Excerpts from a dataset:
++++++++

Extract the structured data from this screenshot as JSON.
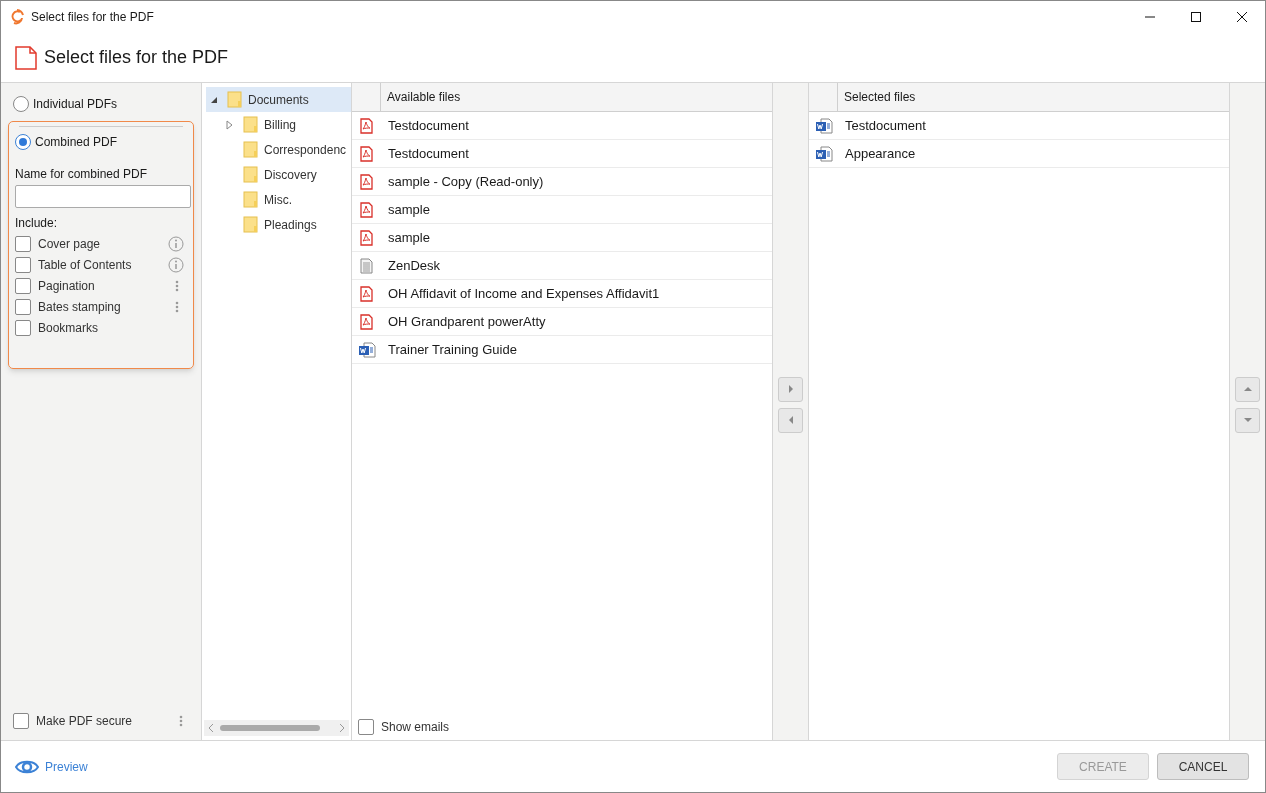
{
  "window": {
    "title": "Select files for the PDF"
  },
  "header": {
    "title": "Select files for the PDF"
  },
  "output_modes": [
    {
      "label": "Individual PDFs",
      "selected": false
    },
    {
      "label": "Combined PDF",
      "selected": true
    }
  ],
  "combined": {
    "name_label": "Name for combined PDF",
    "include_label": "Include:",
    "options": [
      {
        "label": "Cover page",
        "checked": false,
        "kind": "info"
      },
      {
        "label": "Table of Contents",
        "checked": false,
        "kind": "info"
      },
      {
        "label": "Pagination",
        "checked": false,
        "kind": "menu"
      },
      {
        "label": "Bates stamping",
        "checked": false,
        "kind": "menu"
      },
      {
        "label": "Bookmarks",
        "checked": false,
        "kind": "plain"
      }
    ]
  },
  "secure": {
    "label": "Make PDF secure",
    "checked": false
  },
  "tree": [
    {
      "label": "Documents",
      "selected": true,
      "expanded": true,
      "children": [
        {
          "label": "Billing",
          "selected": false,
          "expanded": false
        },
        {
          "label": "Correspondenc",
          "selected": false
        },
        {
          "label": "Discovery",
          "selected": false
        },
        {
          "label": "Misc.",
          "selected": false
        },
        {
          "label": "Pleadings",
          "selected": false
        }
      ]
    }
  ],
  "available": {
    "column": "Available files",
    "rows": [
      {
        "name": "Testdocument",
        "kind": "pdf"
      },
      {
        "name": "Testdocument",
        "kind": "pdf"
      },
      {
        "name": "sample - Copy (Read-only)",
        "kind": "pdf"
      },
      {
        "name": "sample",
        "kind": "pdf"
      },
      {
        "name": "sample",
        "kind": "pdf"
      },
      {
        "name": "ZenDesk",
        "kind": "text"
      },
      {
        "name": "OH Affidavit of Income and Expenses Affidavit1",
        "kind": "pdf"
      },
      {
        "name": "OH Grandparent powerAtty",
        "kind": "pdf"
      },
      {
        "name": "Trainer Training Guide",
        "kind": "word"
      }
    ],
    "show_emails": {
      "label": "Show emails",
      "checked": false
    }
  },
  "selected_files": {
    "column": "Selected files",
    "rows": [
      {
        "name": "Testdocument",
        "kind": "word"
      },
      {
        "name": "Appearance",
        "kind": "word"
      }
    ]
  },
  "footer": {
    "preview": "Preview",
    "buttons": [
      {
        "label": "CREATE",
        "disabled": true
      },
      {
        "label": "CANCEL",
        "disabled": false
      }
    ]
  }
}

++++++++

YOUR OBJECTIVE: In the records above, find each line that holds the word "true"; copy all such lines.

OUTPUT FOR THIS TASK:
      "selected": true
      "selected": true,
      "expanded": true,
        "disabled": true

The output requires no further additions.